The case concerned former officer Harry Miller, who was visited at work by Humberside Police in 2019 over allegedly transphobic tweets.
The High Court ruled that the force's actions were a “disproportionate interference” with his right to freedom of expression, but rejected his challenge of the guidance, finding it was not disproportionate.
A result in the appeal case is expected later in the year.
Non-crime hate incidents do not show up on ordinary criminal record certificates, but can be disclosed on an enhanced criminal record check requested by certain employers.
David Tucker, from the College of Policing, said police had responded to non-crime incidents involving things like anti-social behaviour and community tensions for decades.
He said hate incidents were no different, and had been recorded following a recommendation in the Macpherson report.
Mr Tucker described a non-crime incident as a "record of an investigation into an event that has caused a member of the public concern".
He said the guidance was in place to draw together Home Office crime counting rules, national standards for incident recording and various pieces of case law.

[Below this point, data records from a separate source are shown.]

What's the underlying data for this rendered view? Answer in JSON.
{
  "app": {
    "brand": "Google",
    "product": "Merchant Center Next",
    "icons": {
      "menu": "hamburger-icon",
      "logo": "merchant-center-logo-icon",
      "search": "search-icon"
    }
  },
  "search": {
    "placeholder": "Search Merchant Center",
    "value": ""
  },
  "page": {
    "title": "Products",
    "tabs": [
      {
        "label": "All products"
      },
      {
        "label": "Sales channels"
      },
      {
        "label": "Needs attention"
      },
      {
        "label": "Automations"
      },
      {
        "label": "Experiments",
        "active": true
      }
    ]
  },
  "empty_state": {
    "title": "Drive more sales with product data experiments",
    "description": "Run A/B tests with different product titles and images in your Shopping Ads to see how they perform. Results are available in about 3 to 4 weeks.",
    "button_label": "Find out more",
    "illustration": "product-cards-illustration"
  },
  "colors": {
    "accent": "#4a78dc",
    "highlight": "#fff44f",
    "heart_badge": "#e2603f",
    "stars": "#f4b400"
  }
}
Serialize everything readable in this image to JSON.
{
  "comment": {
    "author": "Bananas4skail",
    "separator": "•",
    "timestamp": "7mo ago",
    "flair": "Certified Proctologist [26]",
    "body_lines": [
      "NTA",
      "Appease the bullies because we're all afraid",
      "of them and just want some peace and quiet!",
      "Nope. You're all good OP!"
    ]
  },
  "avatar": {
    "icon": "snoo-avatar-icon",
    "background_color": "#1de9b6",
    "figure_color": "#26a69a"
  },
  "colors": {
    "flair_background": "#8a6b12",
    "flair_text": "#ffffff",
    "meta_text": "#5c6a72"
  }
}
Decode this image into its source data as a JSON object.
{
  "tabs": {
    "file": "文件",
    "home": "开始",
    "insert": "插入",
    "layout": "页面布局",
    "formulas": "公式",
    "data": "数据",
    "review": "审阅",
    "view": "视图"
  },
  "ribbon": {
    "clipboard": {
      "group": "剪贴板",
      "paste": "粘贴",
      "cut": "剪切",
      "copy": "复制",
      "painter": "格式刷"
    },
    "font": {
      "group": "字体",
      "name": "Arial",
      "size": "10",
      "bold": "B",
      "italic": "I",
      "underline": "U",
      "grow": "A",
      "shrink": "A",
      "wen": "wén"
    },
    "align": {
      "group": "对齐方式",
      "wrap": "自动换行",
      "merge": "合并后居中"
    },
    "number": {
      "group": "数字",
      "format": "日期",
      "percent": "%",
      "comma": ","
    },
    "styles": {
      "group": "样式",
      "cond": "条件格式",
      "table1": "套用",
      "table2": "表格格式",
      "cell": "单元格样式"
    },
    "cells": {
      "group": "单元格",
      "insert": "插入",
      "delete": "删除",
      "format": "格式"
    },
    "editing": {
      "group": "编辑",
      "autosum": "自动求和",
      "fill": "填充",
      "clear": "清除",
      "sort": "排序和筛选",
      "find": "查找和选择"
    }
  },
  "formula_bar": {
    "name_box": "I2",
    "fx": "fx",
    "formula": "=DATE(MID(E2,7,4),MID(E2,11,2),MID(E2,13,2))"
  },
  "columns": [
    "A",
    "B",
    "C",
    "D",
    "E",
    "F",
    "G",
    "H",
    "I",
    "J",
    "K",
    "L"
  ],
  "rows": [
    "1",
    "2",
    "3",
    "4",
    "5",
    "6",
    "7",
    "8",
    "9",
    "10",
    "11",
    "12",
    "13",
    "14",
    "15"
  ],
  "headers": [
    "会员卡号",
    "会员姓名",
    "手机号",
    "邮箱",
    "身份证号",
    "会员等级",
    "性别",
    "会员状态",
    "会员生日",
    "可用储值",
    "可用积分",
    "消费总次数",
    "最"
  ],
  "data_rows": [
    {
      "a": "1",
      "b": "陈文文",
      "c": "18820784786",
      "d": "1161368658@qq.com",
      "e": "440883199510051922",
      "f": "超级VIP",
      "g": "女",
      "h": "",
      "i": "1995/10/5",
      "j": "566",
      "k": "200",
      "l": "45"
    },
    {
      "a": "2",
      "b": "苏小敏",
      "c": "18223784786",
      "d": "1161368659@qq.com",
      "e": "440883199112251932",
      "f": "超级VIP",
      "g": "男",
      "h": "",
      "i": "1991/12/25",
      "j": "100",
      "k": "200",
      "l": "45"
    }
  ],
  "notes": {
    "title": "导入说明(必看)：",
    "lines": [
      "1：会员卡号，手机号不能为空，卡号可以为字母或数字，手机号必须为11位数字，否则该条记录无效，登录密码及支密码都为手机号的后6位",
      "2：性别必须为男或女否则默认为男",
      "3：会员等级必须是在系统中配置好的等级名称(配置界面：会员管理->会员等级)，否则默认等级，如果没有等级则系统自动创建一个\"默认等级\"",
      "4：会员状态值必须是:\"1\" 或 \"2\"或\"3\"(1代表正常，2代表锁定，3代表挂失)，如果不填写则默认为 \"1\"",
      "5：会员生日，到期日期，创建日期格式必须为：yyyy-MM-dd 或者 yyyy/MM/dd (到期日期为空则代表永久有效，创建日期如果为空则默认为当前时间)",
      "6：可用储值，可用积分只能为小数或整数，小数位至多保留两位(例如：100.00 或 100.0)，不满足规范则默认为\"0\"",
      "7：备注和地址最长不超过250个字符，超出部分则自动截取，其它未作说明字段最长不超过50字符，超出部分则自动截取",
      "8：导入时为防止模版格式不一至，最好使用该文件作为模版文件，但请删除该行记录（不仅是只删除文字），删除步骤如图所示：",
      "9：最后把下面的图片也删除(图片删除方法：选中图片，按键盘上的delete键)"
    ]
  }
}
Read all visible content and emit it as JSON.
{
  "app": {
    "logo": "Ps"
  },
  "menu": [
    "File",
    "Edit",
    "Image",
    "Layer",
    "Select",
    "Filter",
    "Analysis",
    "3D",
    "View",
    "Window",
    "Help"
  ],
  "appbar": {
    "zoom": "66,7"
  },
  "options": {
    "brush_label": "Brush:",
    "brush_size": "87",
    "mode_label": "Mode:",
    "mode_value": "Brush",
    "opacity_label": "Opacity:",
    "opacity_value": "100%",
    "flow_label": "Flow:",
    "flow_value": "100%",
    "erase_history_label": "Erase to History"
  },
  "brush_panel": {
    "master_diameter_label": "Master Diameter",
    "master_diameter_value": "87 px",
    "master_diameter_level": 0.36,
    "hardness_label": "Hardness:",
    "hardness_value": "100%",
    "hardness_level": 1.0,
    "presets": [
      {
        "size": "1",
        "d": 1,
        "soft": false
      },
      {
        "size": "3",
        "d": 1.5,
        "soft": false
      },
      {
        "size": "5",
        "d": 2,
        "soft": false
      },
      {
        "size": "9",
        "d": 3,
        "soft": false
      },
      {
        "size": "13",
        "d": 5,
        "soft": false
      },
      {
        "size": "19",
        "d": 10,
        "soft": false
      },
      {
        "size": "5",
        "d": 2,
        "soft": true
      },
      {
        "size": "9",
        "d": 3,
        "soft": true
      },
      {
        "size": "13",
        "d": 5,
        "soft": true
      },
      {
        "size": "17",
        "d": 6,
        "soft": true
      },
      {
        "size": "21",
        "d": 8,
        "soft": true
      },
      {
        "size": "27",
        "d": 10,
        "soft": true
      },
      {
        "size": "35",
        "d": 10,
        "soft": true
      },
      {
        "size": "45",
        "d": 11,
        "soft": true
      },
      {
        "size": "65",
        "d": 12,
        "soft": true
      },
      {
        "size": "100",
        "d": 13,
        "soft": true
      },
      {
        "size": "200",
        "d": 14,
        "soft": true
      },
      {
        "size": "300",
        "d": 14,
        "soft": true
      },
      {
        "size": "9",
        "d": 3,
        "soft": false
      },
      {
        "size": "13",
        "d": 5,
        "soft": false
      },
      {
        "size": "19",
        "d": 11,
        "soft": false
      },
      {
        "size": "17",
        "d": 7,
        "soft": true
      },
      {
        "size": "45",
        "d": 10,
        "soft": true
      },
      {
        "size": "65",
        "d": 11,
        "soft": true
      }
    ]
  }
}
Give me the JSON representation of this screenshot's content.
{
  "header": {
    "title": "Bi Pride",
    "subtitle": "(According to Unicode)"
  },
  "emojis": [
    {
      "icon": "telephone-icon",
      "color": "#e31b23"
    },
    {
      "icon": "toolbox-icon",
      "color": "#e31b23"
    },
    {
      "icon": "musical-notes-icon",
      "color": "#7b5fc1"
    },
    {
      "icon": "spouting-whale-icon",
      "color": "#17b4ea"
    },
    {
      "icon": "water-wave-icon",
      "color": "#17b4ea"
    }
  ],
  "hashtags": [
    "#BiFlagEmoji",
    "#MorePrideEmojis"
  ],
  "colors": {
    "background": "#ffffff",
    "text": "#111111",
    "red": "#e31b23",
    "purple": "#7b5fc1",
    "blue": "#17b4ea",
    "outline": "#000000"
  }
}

“The guidance is in place to protect the public and it is continually kept under review," he added.